When Baxley says that he looks for “beyond scratch recipes,” he’s serious. “A lot of pumpkin pie recipes call for sweetened condensed milk. I didn’t like the canned stuff because it has an overcooked flavor and a Band-Aid-y aftertaste. I heat three cups of whole milk with one cup of organic cane sugar that didn’t have Roundup used on it. You just reduce the volume by half,” he says. He’s currently trying to make gluten-free licorice candy from scratch. Nobody does that.

Baxley recommends roasting pumpkins covered with foil with a minimal amount of water so it doesn’t get watery. The roasted pumpkin puree can go in pies, curries and ravioli. You can find other recipes using pumpkin, and essays about food and farming at Baxley’s blog,, including this one.

Roast Pumpkin

1 sugar pie pumpkin

1 cup water

Split the pumpkin by snapping off the stem, plunging a knife into the center and rocking it toward you. Turn it, and repeat on the other side. Scoop out the seeds and goop with a spoon. Seeds can be saved to roast, if you wish. Lay the pumpkin halves, cut side down, in a baking dish, add the water, cover with foil, and bake at 350 degrees for 40 to 60 minutes, or until the meat is soft, and gives when pressed. Let cool, cut side up, until it can be handled. Carefully scrape the flesh from the skin.

(I opened a can of pumpkin for research purposes, so I added eggs, ricotta cheese, olive oil, cinnamon, nutmeg and corn bread mix — with chopped Honeycrisp apple on top, and baked myself a dense, moist loaf.)

Local food news

The Saturday Boulder and Longmont Farmers Markets are open through Nov. 17. Stock up on locally grown “keepers” — produce that will last months in cool dry storage — including apples, beets, cabbage, carrots, garlic, potatoes, onions, turnips and pumpkins. … Ruthie’s Boardwalk Social is open in the former Salvaggio’s Deli kiosk at 14th and Pearl offering grilled cheese sandwiches, French fries and breakfast options. … Japanese-born Koji Tamura is opening Osaka’s on Oct. 30 at 2460 Canyon Blvd. focused on new-to-Boulder okonomiyaki-style burgers and yakimono teppan grill dishes. … After being publicly shamed for shutting down the Lafayette event celebrating Quaker Oats, the Quaker Oats Company wisely decided to fund the 23rd annual Oatmeal Fest after all on January 12. The oatmeal breakfast buffet lives! … Coming soon: Tip Top Savory Pies Pie Shack. 105 N. Public Road, Lafayette. … We bid adieu to a longtime Boulder restaurateur, the gentlemanly Rick Stein, who passed away recently. He owned Alba Restaurant, the Full Moon Grill and operated the Chautauqua Dining Hall. … During Slow Food’s international Week of Change campaign, now through Oct. 22, participants commit themselves for seven days to three concrete actions against climate change: cook using only local ingredients, not eating meat and reducing food waste to zero.

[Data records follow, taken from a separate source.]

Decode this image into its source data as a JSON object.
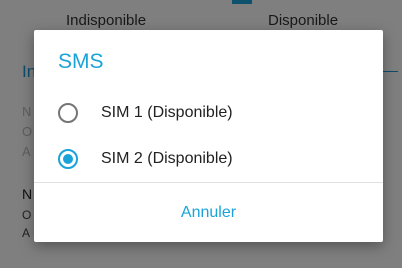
{
  "background": {
    "status_left": "Indisponible",
    "status_right": "Disponible",
    "section_partial": "In",
    "faded_lines": [
      "N",
      "O",
      "A"
    ],
    "strong_partial": "N",
    "small_lines": [
      "O",
      "A"
    ]
  },
  "dialog": {
    "title": "SMS",
    "options": [
      {
        "label": "SIM 1 (Disponible)",
        "selected": false
      },
      {
        "label": "SIM 2 (Disponible)",
        "selected": true
      }
    ],
    "cancel_label": "Annuler"
  },
  "colors": {
    "accent": "#1aa3d9",
    "scrim": "rgba(0,0,0,0.5)"
  }
}
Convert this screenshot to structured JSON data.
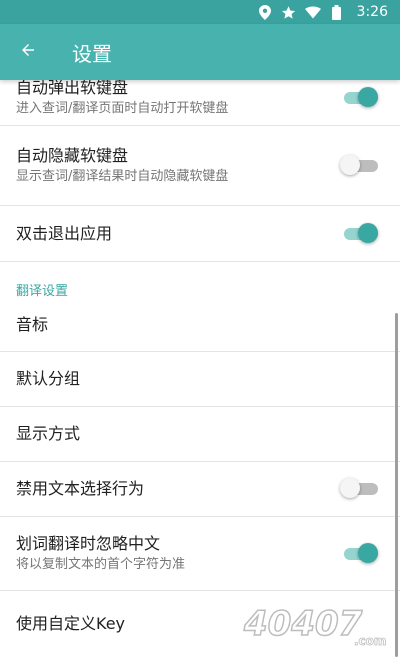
{
  "status_bar": {
    "time": "3:26"
  },
  "toolbar": {
    "title": "设置"
  },
  "rows": [
    {
      "title": "自动弹出软键盘",
      "subtitle": "进入查词/翻译页面时自动打开软键盘",
      "toggle": "on"
    },
    {
      "title": "自动隐藏软键盘",
      "subtitle": "显示查词/翻译结果时自动隐藏软键盘",
      "toggle": "off"
    },
    {
      "title": "双击退出应用",
      "toggle": "on"
    }
  ],
  "section": {
    "title": "翻译设置"
  },
  "translate_rows": [
    {
      "title": "音标"
    },
    {
      "title": "默认分组"
    },
    {
      "title": "显示方式"
    },
    {
      "title": "禁用文本选择行为",
      "toggle": "off"
    },
    {
      "title": "划词翻译时忽略中文",
      "subtitle": "将以复制文本的首个字符为准",
      "toggle": "on"
    },
    {
      "title": "使用自定义Key"
    }
  ],
  "watermark": {
    "text": "40407.com"
  },
  "colors": {
    "accent": "#48b2ae",
    "switch_on": "#3aa8a2",
    "section": "#3aa8a2"
  }
}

School lunch, revisited

I’m looking forward to Boulder’s Real School Food Challenge Oct. 25 when culinary teams compete to craft the best, nutritional meal for $1.25 a portion — the budget for the average American school lunch. Unlike in the cafeteria, this school lunch tasting comes with wine and beer. Proceeds benefit the Chef Ann Foundation. Natural foods industry folks and chefs are paired including Justin Gold (Justin’s Nut Butters) and Hosea Rosenberg of Blackbelly/Santo, Robbie Vitrano (Good Spread) with Kelly Whitaker (Basta) and Miche Bacher (Zhuzh Cookies) with Daniel Asher (River & Woods, Acreage). Tickets:

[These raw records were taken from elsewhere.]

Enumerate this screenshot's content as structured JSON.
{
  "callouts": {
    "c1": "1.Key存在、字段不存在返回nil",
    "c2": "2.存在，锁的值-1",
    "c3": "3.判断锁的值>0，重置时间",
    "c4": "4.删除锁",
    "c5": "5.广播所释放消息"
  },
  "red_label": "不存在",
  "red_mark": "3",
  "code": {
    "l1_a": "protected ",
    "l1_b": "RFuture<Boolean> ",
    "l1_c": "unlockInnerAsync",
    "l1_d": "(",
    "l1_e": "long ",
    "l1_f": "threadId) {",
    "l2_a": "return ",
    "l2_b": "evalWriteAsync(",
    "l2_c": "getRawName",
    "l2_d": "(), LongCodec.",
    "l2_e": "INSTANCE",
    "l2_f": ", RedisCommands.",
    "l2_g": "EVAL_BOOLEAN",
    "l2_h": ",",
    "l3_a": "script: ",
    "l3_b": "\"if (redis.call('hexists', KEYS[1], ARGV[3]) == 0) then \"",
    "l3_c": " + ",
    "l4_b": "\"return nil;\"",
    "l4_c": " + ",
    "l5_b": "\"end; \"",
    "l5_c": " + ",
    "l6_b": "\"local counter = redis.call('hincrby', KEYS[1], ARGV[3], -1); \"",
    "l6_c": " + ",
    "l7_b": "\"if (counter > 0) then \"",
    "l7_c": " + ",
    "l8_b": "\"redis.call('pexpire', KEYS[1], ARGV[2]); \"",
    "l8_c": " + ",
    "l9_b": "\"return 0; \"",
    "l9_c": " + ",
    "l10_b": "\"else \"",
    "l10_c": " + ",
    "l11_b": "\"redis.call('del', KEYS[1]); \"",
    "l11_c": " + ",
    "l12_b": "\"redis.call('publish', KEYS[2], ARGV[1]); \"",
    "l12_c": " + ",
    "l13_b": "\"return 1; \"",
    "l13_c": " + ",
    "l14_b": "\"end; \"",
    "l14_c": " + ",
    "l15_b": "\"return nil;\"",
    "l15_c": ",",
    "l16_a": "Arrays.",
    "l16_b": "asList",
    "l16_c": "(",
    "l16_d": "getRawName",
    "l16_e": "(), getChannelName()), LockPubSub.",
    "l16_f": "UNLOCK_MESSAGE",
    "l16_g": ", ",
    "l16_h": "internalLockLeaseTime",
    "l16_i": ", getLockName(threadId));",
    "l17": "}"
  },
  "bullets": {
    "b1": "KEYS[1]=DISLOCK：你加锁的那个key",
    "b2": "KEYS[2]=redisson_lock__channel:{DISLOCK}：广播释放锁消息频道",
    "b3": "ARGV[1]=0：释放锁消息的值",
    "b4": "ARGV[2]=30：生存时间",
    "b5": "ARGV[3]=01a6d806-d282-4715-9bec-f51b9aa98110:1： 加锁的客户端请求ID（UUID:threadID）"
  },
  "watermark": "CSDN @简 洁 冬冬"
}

Taste of the week

I generally loathe the plague of pumpkin-spiced seasonal products because a) there’s no pumpkin involved, and b) they taste crappy. Locally made Noosa Pumpkin Yogurt is the exception that proves the rule with a layer of not-too-sweet, lightly spiced pumpkin puree beneath a layer of that silky, rich Aussie-style yogurt. It’s pumpkin cheesecake in a cup.

Words to chew on

“A Frenchman in the train had given him a great sandwich that so stank of garlic that he had been inclined to throw it at the fellow’s head.” — From Provence (1935) by Ford Madox Ford.

John Lehndorff hosts Radio Nibbles at 8:25 a.m. Thursdays on KGNU (88.5FM, 1390 AM, streaming at Comments: